How to complete this task:
Please copy out every line in the entries that includes the word "request".

Excerpts from an interface dataset
- - - -

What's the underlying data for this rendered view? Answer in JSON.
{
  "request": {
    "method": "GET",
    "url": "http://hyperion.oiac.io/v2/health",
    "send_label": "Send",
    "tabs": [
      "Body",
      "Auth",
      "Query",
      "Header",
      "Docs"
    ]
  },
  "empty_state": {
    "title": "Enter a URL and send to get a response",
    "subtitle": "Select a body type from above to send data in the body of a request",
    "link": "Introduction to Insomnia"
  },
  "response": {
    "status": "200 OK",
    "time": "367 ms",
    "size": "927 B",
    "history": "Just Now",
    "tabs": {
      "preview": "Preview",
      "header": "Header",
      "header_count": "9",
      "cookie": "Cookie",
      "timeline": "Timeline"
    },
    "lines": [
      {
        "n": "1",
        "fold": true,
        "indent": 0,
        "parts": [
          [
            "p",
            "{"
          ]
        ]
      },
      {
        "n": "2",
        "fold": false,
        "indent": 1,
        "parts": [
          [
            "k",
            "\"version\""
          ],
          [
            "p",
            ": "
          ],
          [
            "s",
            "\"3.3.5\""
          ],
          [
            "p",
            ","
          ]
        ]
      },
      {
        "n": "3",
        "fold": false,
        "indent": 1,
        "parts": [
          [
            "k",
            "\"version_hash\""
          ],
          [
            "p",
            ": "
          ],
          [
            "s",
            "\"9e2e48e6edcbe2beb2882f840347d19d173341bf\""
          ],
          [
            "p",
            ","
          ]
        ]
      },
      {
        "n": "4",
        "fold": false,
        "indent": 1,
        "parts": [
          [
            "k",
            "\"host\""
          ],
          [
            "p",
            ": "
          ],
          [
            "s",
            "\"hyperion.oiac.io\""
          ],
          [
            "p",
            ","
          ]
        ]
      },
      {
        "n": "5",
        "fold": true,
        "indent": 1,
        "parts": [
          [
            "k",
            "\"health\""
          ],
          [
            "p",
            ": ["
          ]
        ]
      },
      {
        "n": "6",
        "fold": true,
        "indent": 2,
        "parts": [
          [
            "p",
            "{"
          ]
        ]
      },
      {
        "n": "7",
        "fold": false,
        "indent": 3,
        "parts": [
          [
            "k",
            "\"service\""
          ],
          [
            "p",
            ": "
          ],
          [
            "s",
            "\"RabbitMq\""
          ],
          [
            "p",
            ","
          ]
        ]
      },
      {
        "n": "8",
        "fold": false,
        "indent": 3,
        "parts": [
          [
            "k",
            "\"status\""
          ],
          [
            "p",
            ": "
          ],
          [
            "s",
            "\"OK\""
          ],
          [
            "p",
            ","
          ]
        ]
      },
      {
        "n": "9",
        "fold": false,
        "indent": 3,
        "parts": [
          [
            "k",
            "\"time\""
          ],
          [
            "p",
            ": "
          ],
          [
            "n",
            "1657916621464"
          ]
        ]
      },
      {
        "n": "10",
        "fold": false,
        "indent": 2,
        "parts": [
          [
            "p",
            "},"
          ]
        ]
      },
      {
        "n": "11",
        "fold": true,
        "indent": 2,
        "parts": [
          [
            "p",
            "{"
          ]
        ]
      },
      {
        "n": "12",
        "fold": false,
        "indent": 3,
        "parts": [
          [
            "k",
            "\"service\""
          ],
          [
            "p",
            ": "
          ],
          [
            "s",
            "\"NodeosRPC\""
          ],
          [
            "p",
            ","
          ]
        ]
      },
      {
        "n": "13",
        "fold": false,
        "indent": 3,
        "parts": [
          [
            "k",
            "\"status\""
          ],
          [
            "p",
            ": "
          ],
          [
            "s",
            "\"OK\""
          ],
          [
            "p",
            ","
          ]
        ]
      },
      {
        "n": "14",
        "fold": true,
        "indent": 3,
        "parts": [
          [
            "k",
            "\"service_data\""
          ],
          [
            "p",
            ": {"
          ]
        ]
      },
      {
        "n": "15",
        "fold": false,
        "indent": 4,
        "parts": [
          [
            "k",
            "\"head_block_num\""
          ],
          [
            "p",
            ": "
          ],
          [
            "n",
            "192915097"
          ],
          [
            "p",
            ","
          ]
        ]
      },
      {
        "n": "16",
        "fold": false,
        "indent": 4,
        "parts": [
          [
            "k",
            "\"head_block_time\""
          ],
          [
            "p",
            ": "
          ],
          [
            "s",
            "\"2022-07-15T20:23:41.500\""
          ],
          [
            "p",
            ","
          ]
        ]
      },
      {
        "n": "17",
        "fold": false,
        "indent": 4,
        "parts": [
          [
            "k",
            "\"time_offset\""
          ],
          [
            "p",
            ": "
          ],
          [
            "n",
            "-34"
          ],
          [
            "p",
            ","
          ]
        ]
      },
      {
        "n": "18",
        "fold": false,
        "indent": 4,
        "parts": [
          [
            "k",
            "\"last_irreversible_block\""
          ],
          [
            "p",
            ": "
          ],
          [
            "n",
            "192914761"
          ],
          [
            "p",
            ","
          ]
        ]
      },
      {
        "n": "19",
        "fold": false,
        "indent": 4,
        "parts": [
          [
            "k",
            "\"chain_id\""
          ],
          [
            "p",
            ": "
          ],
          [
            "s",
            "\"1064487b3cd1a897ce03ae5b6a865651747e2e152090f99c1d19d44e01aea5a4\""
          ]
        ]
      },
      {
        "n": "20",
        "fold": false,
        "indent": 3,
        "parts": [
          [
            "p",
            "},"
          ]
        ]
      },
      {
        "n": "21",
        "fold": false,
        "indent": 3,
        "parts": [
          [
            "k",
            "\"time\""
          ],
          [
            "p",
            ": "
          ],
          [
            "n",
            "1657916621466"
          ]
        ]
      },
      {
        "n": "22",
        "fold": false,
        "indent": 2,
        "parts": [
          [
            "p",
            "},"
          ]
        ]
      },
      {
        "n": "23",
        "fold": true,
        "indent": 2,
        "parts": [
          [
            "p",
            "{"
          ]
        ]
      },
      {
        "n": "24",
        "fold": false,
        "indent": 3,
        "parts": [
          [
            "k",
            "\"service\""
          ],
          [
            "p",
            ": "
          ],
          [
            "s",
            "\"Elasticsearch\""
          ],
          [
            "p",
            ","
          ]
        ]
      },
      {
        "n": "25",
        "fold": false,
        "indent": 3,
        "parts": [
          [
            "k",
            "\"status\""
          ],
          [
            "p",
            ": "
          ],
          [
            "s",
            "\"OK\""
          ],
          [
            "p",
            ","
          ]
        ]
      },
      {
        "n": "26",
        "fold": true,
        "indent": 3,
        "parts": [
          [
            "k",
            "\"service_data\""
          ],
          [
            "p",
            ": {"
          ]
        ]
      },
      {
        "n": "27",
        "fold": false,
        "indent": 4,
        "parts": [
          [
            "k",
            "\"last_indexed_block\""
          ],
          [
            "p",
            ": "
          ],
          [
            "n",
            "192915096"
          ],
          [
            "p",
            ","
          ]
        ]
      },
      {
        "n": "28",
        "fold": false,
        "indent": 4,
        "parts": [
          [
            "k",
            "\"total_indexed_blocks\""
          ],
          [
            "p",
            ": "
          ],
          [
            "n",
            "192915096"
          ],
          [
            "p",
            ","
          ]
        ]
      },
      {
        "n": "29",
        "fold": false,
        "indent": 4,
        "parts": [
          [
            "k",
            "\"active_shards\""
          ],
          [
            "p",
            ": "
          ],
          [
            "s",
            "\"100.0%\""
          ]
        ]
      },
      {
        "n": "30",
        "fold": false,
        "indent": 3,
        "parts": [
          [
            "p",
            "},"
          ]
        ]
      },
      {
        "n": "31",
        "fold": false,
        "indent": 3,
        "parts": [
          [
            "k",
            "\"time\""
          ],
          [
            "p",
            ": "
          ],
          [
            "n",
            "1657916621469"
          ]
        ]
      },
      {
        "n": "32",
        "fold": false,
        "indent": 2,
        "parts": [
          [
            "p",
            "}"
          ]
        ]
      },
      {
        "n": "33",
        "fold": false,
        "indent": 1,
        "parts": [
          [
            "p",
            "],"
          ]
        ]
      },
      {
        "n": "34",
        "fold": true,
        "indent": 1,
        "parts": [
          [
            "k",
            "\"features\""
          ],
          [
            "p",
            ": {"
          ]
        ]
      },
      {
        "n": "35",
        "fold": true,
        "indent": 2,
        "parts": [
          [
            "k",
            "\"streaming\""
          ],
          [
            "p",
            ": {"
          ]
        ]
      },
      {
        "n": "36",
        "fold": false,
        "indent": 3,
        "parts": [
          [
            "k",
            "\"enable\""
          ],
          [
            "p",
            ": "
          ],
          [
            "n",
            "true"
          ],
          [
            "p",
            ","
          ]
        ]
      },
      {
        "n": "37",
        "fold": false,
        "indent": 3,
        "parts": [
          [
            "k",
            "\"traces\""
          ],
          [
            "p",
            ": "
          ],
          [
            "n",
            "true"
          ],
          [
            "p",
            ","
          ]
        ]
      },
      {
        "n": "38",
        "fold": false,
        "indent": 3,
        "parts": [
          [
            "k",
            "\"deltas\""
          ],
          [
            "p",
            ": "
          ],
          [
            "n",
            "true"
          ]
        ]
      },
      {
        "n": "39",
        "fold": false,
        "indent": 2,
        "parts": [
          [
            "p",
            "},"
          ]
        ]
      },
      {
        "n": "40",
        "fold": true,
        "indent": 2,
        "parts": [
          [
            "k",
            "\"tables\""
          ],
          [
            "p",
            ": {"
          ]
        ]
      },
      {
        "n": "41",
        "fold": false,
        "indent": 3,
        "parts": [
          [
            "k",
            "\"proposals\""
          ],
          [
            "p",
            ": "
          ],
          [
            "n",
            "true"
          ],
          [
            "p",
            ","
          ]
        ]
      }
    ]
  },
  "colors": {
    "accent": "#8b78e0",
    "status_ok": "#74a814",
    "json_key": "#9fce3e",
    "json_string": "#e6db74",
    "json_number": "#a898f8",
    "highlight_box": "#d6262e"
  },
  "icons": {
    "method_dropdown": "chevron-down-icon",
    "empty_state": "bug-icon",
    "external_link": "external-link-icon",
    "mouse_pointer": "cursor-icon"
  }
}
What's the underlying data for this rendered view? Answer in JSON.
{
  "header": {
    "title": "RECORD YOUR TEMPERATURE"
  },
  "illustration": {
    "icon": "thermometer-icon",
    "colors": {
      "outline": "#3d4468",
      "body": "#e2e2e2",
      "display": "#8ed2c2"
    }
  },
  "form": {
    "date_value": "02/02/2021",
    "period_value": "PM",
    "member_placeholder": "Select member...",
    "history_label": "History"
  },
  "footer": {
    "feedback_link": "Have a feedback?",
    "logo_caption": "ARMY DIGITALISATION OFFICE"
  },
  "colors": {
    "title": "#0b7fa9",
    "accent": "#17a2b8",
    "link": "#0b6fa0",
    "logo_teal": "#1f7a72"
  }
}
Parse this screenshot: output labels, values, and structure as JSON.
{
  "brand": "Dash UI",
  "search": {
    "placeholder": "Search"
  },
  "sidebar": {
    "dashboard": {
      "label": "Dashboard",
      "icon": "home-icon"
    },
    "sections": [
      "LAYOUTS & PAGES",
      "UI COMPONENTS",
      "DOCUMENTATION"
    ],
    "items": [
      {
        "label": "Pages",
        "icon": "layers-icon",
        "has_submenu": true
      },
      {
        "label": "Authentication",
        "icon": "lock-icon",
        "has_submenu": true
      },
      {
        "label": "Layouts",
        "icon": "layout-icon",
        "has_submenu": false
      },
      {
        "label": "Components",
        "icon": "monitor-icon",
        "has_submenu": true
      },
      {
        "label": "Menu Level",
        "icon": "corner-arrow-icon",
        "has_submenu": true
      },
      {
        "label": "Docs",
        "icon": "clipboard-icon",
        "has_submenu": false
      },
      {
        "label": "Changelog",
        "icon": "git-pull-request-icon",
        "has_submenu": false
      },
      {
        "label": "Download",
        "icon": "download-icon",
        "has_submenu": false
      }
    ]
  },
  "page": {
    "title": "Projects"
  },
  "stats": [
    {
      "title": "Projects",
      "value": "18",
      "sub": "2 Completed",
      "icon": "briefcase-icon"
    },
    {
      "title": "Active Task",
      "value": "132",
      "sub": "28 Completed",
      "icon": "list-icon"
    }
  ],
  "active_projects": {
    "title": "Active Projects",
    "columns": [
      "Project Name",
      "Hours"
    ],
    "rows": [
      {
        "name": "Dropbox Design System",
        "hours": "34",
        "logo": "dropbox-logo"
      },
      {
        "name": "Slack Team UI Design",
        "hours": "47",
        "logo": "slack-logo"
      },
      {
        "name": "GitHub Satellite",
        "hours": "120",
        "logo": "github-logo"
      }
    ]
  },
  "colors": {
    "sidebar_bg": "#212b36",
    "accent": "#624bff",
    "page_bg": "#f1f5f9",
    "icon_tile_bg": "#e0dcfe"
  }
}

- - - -

Written solution:
  "request": {
    "subtitle": "Select a body type from above to send data in the body of a request",
        "icon": "git-pull-request-icon",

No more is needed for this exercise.